All this can be found on its labeling, and in the names chosen for the wines. Church Block is, of course, named for the block of land next to the church that abuts the winery; the flagship 100% Grenache wine The Absconder is, of course, named after Wigley’s flight from Adelaide and comes from 100 year old vines first planted by the man himself.
The deliciously smooth 2016 vintage we taste, carefully produced with open fermentation on ancient basket presses, and again balanced to ensure soft tannins would, I’m sure, have met with the old man’s staunch approval.

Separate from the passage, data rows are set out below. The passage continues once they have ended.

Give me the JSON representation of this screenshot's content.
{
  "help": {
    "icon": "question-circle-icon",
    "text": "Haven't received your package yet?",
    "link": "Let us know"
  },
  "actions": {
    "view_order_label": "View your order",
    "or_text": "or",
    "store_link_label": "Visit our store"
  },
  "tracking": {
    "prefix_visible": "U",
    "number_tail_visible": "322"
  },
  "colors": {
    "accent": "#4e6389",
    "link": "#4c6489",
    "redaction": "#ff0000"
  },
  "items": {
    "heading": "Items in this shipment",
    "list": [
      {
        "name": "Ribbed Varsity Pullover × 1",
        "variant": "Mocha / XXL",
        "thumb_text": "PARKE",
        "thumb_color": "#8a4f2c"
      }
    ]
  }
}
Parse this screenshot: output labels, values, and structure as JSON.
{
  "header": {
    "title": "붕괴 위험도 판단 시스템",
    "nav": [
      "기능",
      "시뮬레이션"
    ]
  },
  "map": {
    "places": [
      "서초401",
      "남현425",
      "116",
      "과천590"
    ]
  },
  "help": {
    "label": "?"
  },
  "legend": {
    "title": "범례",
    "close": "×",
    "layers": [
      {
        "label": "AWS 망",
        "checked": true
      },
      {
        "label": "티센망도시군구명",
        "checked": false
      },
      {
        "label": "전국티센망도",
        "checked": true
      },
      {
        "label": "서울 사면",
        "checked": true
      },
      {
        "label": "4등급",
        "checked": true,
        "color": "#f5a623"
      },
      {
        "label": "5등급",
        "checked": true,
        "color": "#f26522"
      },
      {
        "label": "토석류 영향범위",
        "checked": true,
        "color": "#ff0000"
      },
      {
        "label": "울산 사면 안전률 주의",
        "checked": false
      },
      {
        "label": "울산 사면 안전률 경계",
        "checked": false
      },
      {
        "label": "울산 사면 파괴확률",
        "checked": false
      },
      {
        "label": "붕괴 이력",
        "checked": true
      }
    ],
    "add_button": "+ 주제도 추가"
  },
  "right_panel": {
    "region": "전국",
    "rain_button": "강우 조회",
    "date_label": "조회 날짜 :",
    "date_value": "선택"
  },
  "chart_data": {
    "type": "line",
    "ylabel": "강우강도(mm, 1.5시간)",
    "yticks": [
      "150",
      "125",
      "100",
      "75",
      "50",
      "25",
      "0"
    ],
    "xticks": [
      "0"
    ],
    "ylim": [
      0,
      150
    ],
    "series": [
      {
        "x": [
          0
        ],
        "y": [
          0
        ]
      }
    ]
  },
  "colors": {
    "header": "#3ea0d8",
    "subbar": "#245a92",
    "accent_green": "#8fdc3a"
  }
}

The hefty but balanced and cassis-charged Woodhenge Shiraz (currently on 2019 vintage, retailing typically for around £20) is named after the wooden but Stonehenge-like structure that sits outside the winery, made from huge ancient red gum trunks; the Catapult Shiraz (2020, typically around £17) owes its name to the catapult Trott wanted to build to fire bottles of wine into neighboring vineyards (but never got around to making). Another wine, a light, 100% pink Moscato called Mrs Wigley, is named not after Robert Strangways Wigley ‘s wife – indeed he remained a bachelor – but after his beloved cat whom he wanted to see immortalized after it passed (around £12).
The 12th Man Chardonnay – currently 2021 vintage – again speaks of Trott’s love of cricket (he dreamt of wearing the Australian cricket team’s green cap as 12th Man, if only to carry the drinks). This 12.5% Chardonnay, made with 100% wild yeast and fermented in fine French oak, is the riposte to anyone who suggests Australian Chardonnay is too fat and oaky, or more recently, as many winemakers overcompensated by going too far in the other direction, too lean, mean and acidic. This one, frankly, tastes just right and seems something of a steal, retailing at around £22 a bottle over here.

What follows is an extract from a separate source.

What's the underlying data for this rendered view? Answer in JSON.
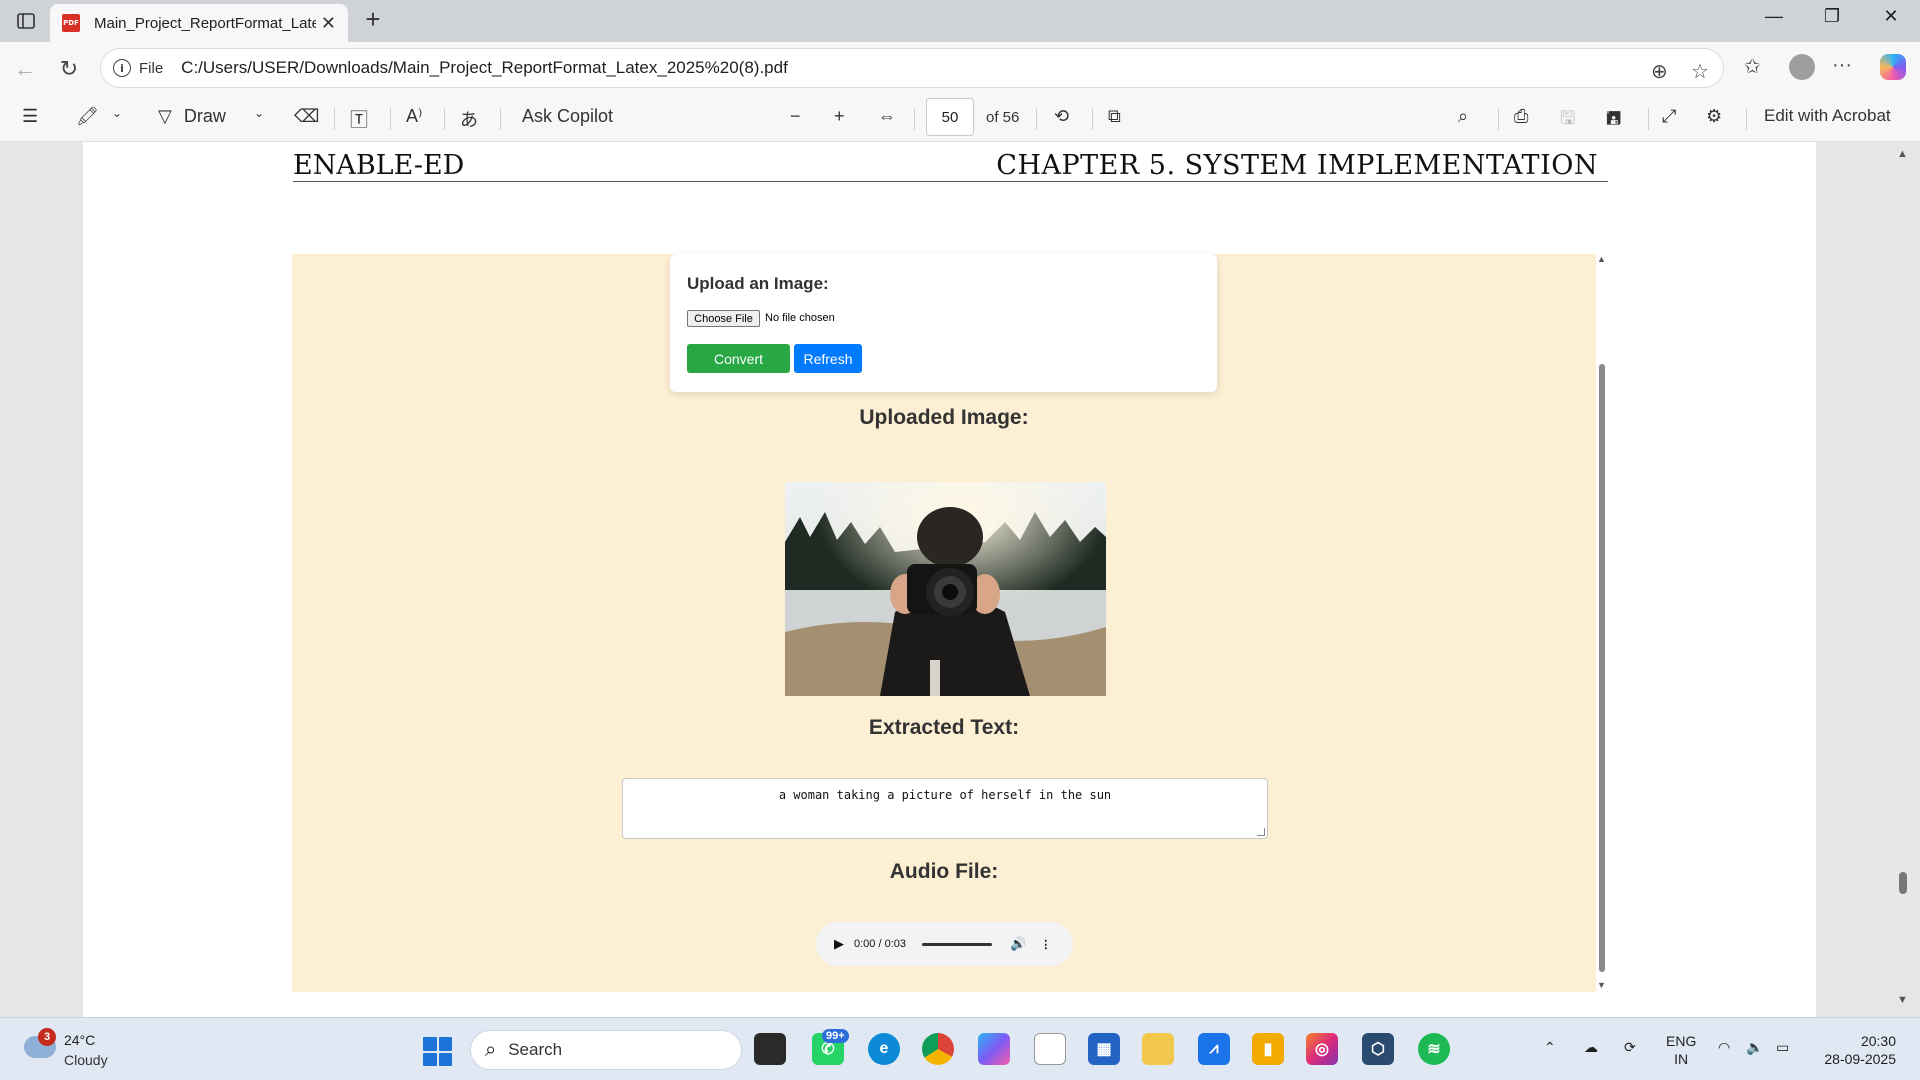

“This is one of our most serious wines and the hardest to get right. We want the fruit to be the star here and it is – all hand-picked in the Adelaide Hills, with no added yeasts and undergoing slow indigenous ferment, this has become a staple wine for us. So much so, frankly, that we can’t keep up with demand,” says White.
So how does the future look?
After some rough years when Australia’s reputation looked rather battered quality-wise (too much sameness, too many similar brands, amidst rising prices and some poor vintages), things look pretty rosy. This despite China’s boycott – imposed because of Australia demanding an international investigation into the origins of Covid 19 – which has hit some producers pretty hard (but not Wirra Wirra which has a diversified exports market).
“These are exciting times for Australian wine. The 2021 vintage really was cracking, both in terms of volume and quality, particularly in South Australia,” he says, adding that producers including Wirra Wirra are planting varieties such as Tempranillo and Fiano which can do unusually well in McLaren Vale despite this region historically not being particularly favourable to white wine. And more Garnacha is being planted, suggesting Wirra Wirra is following the broad national trend and moving away from typically French varietals although obviously these will continue to define its main brands, including of course, Church Block.
So how does White see the future for Wirra Wirra? He refers me to the quotation from Greg Trott which is inscribed in stone at the entrance to Wirra Wirra’s cellar.
“Never give misery an even break, nor bad wine a second sip. You must be serious about quality, dedicated to your task in life, especially winemaking, but this should all be fun.”
As life and winemaking philosophies go, that’s pretty hard to beat.
The Wirra Wirra wines are imported into the UK by González Byass UK